Furthermore, many lawmakers and political candidates now support packing the U.S. Supreme Court and federal district courts. Including some right here in North Carolina. Yet, packing the courts, which was wisely rejected in the 1930s, is a threat to the entire concept of three co-equal branches of government.

Amazingly, a recent study by the Rand Corporation reveals that barely half of teachers and administrators feel it’s essential that students understand concepts like federalism, checks and balances, and separation of powers. It’s a stunning admission and explains a lot about our collective woes pertaining to civic knowledge and broader engagement in the public square.
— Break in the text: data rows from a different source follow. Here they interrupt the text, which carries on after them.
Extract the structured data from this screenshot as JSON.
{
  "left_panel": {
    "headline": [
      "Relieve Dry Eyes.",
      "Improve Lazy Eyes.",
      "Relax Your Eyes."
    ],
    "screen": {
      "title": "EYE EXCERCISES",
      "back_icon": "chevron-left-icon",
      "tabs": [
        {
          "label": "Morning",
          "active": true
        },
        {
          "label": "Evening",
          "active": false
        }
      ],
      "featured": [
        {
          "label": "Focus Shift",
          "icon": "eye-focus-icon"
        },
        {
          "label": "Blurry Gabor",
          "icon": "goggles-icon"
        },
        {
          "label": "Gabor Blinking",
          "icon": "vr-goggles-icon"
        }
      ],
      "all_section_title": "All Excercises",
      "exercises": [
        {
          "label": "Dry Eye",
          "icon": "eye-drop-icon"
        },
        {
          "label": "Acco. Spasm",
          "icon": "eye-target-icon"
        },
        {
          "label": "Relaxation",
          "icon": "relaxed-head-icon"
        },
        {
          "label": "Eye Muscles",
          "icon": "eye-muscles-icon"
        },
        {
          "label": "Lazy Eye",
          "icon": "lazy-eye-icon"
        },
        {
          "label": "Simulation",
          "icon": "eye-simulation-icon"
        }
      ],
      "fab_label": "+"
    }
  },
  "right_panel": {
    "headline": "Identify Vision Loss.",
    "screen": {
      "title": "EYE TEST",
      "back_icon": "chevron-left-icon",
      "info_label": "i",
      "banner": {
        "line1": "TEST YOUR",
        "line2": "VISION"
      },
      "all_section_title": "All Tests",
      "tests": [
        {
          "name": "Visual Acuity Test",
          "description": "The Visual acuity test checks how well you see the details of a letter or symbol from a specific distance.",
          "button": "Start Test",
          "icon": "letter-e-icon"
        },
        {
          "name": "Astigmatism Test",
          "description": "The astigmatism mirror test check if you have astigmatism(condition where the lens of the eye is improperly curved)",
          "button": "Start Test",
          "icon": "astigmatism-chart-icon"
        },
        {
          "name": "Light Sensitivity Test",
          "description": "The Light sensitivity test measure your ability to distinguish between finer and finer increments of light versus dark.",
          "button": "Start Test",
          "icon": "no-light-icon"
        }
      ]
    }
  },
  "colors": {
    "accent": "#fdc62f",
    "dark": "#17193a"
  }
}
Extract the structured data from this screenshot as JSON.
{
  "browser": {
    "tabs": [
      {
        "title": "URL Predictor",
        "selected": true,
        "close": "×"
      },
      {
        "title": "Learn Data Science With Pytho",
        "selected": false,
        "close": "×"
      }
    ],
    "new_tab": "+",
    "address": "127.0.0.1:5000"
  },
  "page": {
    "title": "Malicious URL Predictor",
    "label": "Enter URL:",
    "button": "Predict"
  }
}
“The accumulation of all powers, legislative, executive, and judiciary, in the same hands, whether of one, a few, or many, and whether hereditary, self-appointed, or elective, may justly be pronounced the very definition of tyranny,” wrote James Madison in the Federalist.

The brilliance of the Constitution isn’t just that the separation of powers includes separate branches at one level of the government, but the framers designed our government in a way where power is shared at the federal, state, and local levels.

Our often-ignored 10th Amendment should be a good starting point as it directs us that, “The powers not delegated to the United States by the Constitution, nor prohibited by it to the States, are reserved to the States respectively, or to the people.”

If we are going to have a healthy political society that requires a healthy civic-minded culture. Otherwise, partisan bickering will only continue to spiral out of control given that most of the chips are put into one basket – at the federal level. Here in North Carolina, one of the biggest problems is an activist judiciary interfering with the powers of the legislative branch. Understanding and teaching core concepts like separation of powers is vital to the health and state of our nation. Without that understanding, tyranny begins to take root and further erodes the fabric of the greatest experiment of self-government in the entire world.

Ray Nothstine is Carolina Journal opinion editor. 

A version of this piece first appeared in the August print edition of Carolina Journal.